#### What you have to do
Repeat each entry word for word. Leave any images out of the copy.

Recorded data
Content starts
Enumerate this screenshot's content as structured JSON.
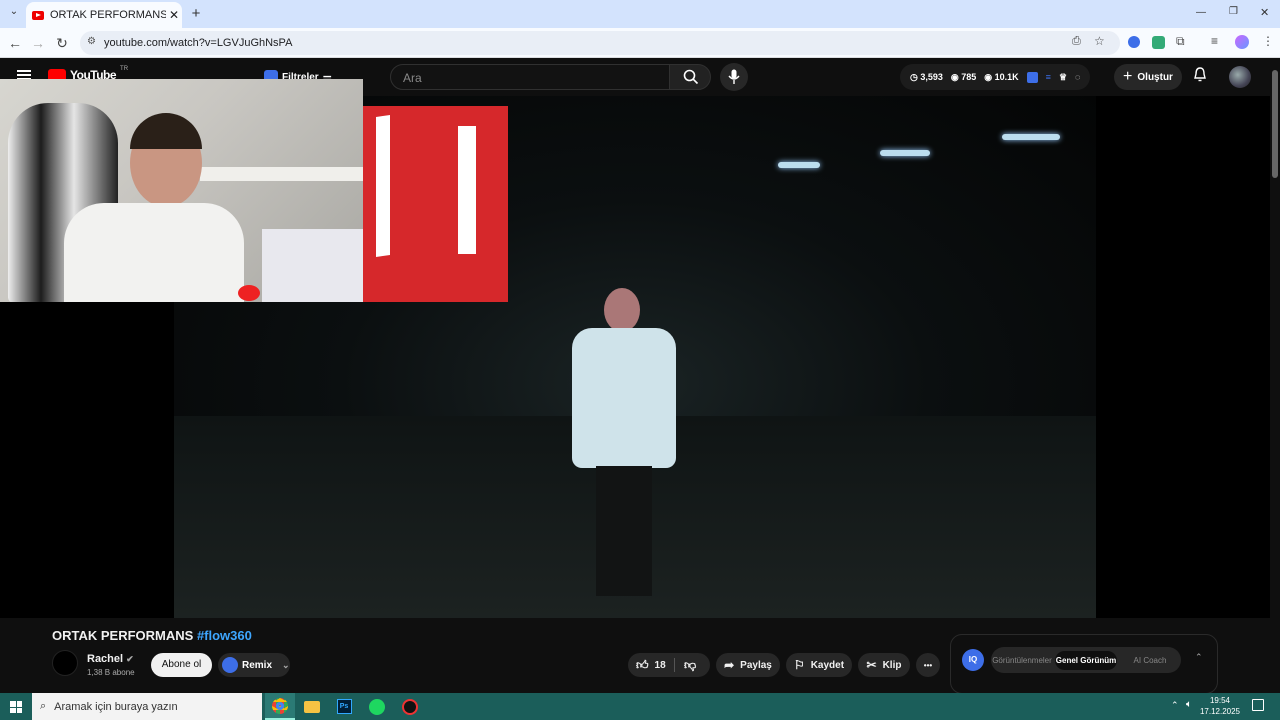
{
  "browser": {
    "tab_title": "ORTAK PERFORMANS #flow360",
    "tab_close": "✕",
    "new_tab": "+",
    "url": "youtube.com/watch?v=LGVJuGhNsPA",
    "window_controls": {
      "minimize": "—",
      "restore": "❐",
      "close": "✕"
    }
  },
  "youtube": {
    "logo_text": "YouTube",
    "region": "TR",
    "filters_label": "Filtreler",
    "search_placeholder": "Ara",
    "stats": {
      "likes": "3,593",
      "views_a": "785",
      "views_b": "10.1K"
    },
    "create_label": "Oluştur"
  },
  "video": {
    "title_main": "ORTAK PERFORMANS",
    "title_tag": "#flow360",
    "channel_name": "Rachel",
    "subscribers": "1,38 B abone",
    "subscribe_label": "Abone ol",
    "remix_label": "Remix",
    "like_count": "18",
    "share_label": "Paylaş",
    "save_label": "Kaydet",
    "clip_label": "Klip",
    "more_label": "•••"
  },
  "iq_panel": {
    "badge": "IQ",
    "tabs": [
      "Görüntülenmeler",
      "Genel Görünüm",
      "AI Coach"
    ],
    "active_tab": "Genel Görünüm"
  },
  "taskbar": {
    "search_placeholder": "Aramak için buraya yazın",
    "time": "19:54",
    "date": "17.12.2025"
  },
  "colors": {
    "youtube_red": "#ff0000",
    "link_blue": "#3ea6ff",
    "taskbar": "#1b5e5a",
    "iq_blue": "#3d6ee8"
  }
}
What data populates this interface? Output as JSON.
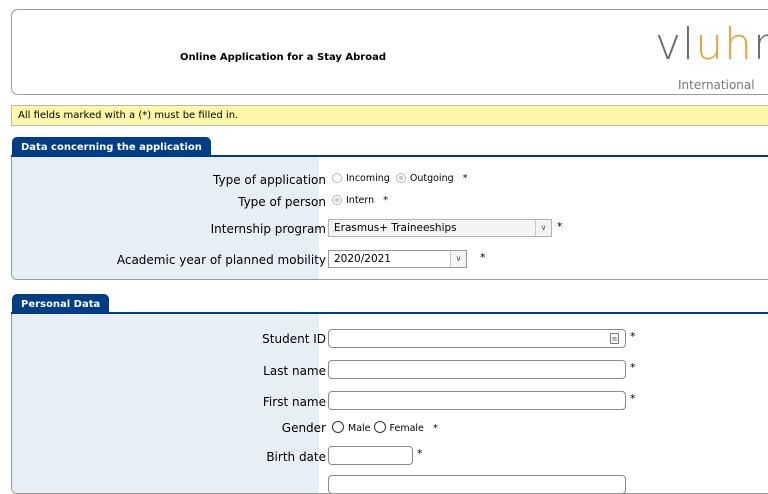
{
  "header": {
    "title": "Online Application for a Stay Abroad",
    "logo_main": "vluhr",
    "logo_sub": "International"
  },
  "notice": "All fields marked with a (*) must be filled in.",
  "sections": {
    "application": {
      "tab": "Data concerning the application",
      "type_of_application": {
        "label": "Type of application",
        "options": [
          "Incoming",
          "Outgoing"
        ],
        "selected": "Outgoing",
        "required": "*"
      },
      "type_of_person": {
        "label": "Type of person",
        "options": [
          "Intern"
        ],
        "selected": "Intern",
        "required": "*"
      },
      "internship_program": {
        "label": "Internship program",
        "value": "Erasmus+ Traineeships",
        "required": "*"
      },
      "academic_year": {
        "label": "Academic year of planned mobility",
        "value": "2020/2021",
        "required": "*"
      }
    },
    "personal": {
      "tab": "Personal Data",
      "student_id": {
        "label": "Student ID",
        "value": "",
        "required": "*"
      },
      "last_name": {
        "label": "Last name",
        "value": "",
        "required": "*"
      },
      "first_name": {
        "label": "First name",
        "value": "",
        "required": "*"
      },
      "gender": {
        "label": "Gender",
        "options": [
          "Male",
          "Female"
        ],
        "required": "*"
      },
      "birth_date": {
        "label": "Birth date",
        "value": "",
        "required": "*"
      }
    }
  },
  "icons": {
    "select_arrow": "chevron-down-icon",
    "id_card": "id-card-icon"
  },
  "colors": {
    "tab_blue": "#003d87",
    "label_bg": "#e8eef6",
    "notice_bg": "#fff8a8",
    "logo_gray": "#6b6b6b",
    "logo_accent": "#e8a33a"
  }
}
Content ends
#### Answer to the exercise
Enumerate this screenshot's content as structured JSON.
{
  "browser": {
    "tab_title": "ORTAK PERFORMANS #flow360",
    "tab_close": "✕",
    "new_tab": "+",
    "url": "youtube.com/watch?v=LGVJuGhNsPA",
    "window_controls": {
      "minimize": "—",
      "restore": "❐",
      "close": "✕"
    }
  },
  "youtube": {
    "logo_text": "YouTube",
    "region": "TR",
    "filters_label": "Filtreler",
    "search_placeholder": "Ara",
    "stats": {
      "likes": "3,593",
      "views_a": "785",
      "views_b": "10.1K"
    },
    "create_label": "Oluştur"
  },
  "video": {
    "title_main": "ORTAK PERFORMANS",
    "title_tag": "#flow360",
    "channel_name": "Rachel",
    "subscribers": "1,38 B abone",
    "subscribe_label": "Abone ol",
    "remix_label": "Remix",
    "like_count": "18",
    "share_label": "Paylaş",
    "save_label": "Kaydet",
    "clip_label": "Klip",
    "more_label": "•••"
  },
  "iq_panel": {
    "badge": "IQ",
    "tabs": [
      "Görüntülenmeler",
      "Genel Görünüm",
      "AI Coach"
    ],
    "active_tab": "Genel Görünüm"
  },
  "taskbar": {
    "search_placeholder": "Aramak için buraya yazın",
    "time": "19:54",
    "date": "17.12.2025"
  },
  "colors": {
    "youtube_red": "#ff0000",
    "link_blue": "#3ea6ff",
    "taskbar": "#1b5e5a",
    "iq_blue": "#3d6ee8"
  }
}
What data populates this interface? Output as JSON.
{
  "header": {
    "title": "Online Application for a Stay Abroad",
    "logo_main": "vluhr",
    "logo_sub": "International"
  },
  "notice": "All fields marked with a (*) must be filled in.",
  "sections": {
    "application": {
      "tab": "Data concerning the application",
      "type_of_application": {
        "label": "Type of application",
        "options": [
          "Incoming",
          "Outgoing"
        ],
        "selected": "Outgoing",
        "required": "*"
      },
      "type_of_person": {
        "label": "Type of person",
        "options": [
          "Intern"
        ],
        "selected": "Intern",
        "required": "*"
      },
      "internship_program": {
        "label": "Internship program",
        "value": "Erasmus+ Traineeships",
        "required": "*"
      },
      "academic_year": {
        "label": "Academic year of planned mobility",
        "value": "2020/2021",
        "required": "*"
      }
    },
    "personal": {
      "tab": "Personal Data",
      "student_id": {
        "label": "Student ID",
        "value": "",
        "required": "*"
      },
      "last_name": {
        "label": "Last name",
        "value": "",
        "required": "*"
      },
      "first_name": {
        "label": "First name",
        "value": "",
        "required": "*"
      },
      "gender": {
        "label": "Gender",
        "options": [
          "Male",
          "Female"
        ],
        "required": "*"
      },
      "birth_date": {
        "label": "Birth date",
        "value": "",
        "required": "*"
      }
    }
  },
  "icons": {
    "select_arrow": "chevron-down-icon",
    "id_card": "id-card-icon"
  },
  "colors": {
    "tab_blue": "#003d87",
    "label_bg": "#e8eef6",
    "notice_bg": "#fff8a8",
    "logo_gray": "#6b6b6b",
    "logo_accent": "#e8a33a"
  }
}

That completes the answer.